Unfortunately, being better than the iPod is only half the battle. There have been plenty of MP3 players that have been on the market that are, arguably, better than the iPod. However, none of them have even cracked the armor of the Apple fortress.

Apple not only has a very good product, they also have a brand recognition level that trumps any competition that may actually be a better product. Think about the core things that the iPod is missing: Easily swappable battery, FM tuner, voice recording, widescreen display, etc.. There is some pretty excellent competition out there that has these things, plus is an outstanding music player.

I know some will say 'it is iTunes' — but, frankly, that is hogwash. In fact, if it were not for the iPod, very few people would use iTunes. Certainly, the way they connect seemlessly is part of the attraction — but, even that is sometimes a big negative. (Ever seen someone with a 50 gig music collection connect a 30 gig iPod to their system, and heard their amazing rant when they find out the system is automatically trying to copy over the entire collection? Or how about when said 50 gig music collection owner gets an upgrade notice on a weekly basis from iTunes, and then it proceeds to spend two days putting in 'gapless' crap and other 'upgrades'.)

All of which is to say that Dell could use Zing to create the best MP3 player ever made, but it will not be enough.

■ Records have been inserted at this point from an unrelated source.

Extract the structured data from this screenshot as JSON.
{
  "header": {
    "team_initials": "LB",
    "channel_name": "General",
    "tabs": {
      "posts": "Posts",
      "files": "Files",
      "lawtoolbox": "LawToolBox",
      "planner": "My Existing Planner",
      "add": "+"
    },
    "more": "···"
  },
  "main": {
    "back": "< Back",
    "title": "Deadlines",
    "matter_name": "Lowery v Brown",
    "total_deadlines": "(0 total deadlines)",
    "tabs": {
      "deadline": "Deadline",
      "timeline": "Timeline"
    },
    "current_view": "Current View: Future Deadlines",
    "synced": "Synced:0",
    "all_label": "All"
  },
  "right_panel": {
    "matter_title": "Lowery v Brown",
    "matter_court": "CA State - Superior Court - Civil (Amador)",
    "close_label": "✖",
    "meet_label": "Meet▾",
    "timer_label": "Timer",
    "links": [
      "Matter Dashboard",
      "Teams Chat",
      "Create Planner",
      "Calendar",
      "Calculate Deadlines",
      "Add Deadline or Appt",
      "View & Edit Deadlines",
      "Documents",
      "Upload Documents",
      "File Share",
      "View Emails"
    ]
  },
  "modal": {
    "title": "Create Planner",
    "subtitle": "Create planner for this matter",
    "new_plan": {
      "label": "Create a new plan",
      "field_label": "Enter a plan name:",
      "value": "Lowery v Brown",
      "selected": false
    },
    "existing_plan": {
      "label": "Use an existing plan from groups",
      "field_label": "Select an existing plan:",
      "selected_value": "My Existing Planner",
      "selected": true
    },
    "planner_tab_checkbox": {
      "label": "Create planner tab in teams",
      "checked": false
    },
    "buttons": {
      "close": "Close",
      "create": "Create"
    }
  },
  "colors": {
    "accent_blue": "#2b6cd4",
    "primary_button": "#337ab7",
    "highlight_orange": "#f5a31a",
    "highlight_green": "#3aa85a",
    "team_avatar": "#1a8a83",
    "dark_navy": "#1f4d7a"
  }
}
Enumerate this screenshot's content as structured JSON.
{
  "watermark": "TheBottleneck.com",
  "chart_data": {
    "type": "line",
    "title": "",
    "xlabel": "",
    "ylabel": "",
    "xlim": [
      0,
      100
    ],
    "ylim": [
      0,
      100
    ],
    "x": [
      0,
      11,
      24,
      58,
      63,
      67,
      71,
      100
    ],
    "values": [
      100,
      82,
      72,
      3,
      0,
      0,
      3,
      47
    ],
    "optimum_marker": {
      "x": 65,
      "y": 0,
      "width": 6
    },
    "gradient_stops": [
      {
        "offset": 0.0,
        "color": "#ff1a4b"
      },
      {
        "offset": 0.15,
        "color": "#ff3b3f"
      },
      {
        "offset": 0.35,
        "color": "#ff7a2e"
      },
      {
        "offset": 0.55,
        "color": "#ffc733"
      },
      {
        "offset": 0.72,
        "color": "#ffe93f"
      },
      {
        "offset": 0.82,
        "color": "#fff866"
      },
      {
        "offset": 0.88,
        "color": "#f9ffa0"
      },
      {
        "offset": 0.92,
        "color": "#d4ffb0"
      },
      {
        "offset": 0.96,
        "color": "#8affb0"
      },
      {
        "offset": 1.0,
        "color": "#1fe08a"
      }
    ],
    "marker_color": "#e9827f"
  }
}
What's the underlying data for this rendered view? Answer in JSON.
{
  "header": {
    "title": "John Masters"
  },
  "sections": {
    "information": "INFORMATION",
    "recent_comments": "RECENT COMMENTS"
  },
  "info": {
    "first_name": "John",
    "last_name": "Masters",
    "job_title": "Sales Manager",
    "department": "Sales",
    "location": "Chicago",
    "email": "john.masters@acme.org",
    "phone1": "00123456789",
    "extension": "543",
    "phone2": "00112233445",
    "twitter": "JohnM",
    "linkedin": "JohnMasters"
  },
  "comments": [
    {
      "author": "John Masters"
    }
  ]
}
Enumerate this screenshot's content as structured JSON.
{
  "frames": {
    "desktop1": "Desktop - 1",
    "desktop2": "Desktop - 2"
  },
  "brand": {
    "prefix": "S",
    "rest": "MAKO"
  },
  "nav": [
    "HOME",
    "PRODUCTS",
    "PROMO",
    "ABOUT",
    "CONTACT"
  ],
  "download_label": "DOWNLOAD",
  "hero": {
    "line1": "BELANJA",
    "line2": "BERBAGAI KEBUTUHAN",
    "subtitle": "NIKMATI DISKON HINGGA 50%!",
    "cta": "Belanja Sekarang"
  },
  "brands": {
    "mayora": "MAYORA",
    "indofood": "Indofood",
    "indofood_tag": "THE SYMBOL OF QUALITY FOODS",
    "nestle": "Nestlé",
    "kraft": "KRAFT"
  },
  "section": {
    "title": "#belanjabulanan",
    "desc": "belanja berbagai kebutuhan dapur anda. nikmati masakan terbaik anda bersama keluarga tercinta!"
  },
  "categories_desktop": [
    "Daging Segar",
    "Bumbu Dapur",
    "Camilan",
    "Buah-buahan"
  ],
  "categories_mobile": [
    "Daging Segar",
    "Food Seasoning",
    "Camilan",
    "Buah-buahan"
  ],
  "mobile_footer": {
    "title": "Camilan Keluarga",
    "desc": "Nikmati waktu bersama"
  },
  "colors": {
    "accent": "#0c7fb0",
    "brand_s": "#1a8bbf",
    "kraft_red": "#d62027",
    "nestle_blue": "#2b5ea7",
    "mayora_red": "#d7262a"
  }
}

They also need seemless software integration, great advertising, and — most importantly — their product needs to be the thing all the kids want. How do they do that?

"Dude, you're getting a Zing!"